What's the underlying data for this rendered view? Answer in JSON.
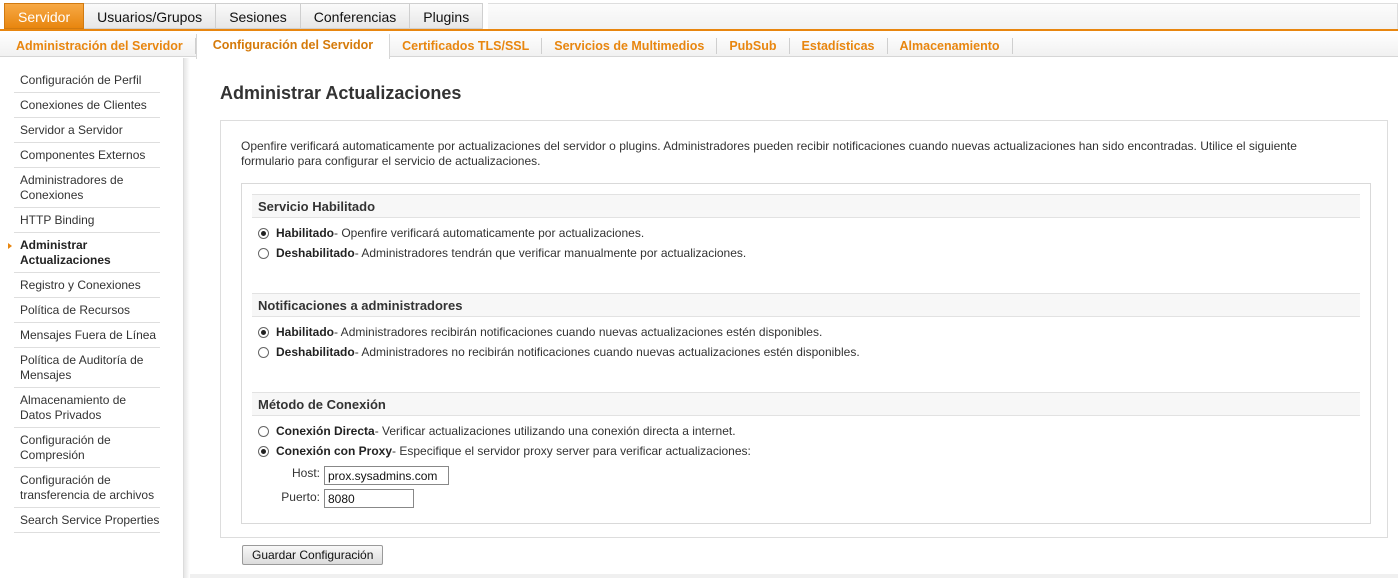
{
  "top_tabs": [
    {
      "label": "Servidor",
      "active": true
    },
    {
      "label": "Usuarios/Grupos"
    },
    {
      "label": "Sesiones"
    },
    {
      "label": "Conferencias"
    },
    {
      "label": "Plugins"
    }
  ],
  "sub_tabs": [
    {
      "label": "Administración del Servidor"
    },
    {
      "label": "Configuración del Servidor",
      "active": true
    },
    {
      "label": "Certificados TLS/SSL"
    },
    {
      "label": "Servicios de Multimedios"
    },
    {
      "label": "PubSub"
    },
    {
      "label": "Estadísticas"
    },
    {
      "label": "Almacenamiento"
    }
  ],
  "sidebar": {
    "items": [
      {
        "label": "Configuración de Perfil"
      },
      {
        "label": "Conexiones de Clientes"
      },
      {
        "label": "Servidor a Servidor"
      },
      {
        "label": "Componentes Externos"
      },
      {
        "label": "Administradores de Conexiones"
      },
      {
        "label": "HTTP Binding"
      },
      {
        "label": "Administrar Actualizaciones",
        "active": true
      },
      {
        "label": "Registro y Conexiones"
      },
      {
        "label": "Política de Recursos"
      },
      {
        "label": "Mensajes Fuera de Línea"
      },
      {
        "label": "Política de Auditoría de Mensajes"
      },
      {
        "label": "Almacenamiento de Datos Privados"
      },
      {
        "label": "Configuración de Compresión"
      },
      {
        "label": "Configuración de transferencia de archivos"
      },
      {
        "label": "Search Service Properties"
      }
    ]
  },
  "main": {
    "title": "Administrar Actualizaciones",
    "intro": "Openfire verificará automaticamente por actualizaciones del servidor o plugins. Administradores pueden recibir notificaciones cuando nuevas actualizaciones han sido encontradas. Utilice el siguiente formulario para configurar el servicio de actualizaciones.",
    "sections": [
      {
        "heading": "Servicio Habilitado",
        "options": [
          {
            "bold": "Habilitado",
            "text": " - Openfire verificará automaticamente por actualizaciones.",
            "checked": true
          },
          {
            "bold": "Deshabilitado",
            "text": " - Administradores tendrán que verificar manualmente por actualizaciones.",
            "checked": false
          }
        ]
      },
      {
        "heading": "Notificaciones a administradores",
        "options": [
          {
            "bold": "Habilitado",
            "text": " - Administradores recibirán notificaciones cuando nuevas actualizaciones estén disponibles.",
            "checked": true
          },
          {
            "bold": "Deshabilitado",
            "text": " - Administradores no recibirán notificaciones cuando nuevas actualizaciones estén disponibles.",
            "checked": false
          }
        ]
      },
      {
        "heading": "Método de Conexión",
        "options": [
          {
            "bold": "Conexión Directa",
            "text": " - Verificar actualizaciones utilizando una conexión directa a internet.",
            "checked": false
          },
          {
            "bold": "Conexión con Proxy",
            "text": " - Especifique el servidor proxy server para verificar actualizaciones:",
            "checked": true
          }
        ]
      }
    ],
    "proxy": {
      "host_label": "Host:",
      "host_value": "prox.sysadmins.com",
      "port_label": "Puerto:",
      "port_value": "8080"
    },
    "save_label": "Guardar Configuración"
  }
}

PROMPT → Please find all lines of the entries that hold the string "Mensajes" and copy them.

TASK OUTPUT →
        "label": "Mensajes Fuera de Línea"
        "label": "Política de Auditoría de Mensajes"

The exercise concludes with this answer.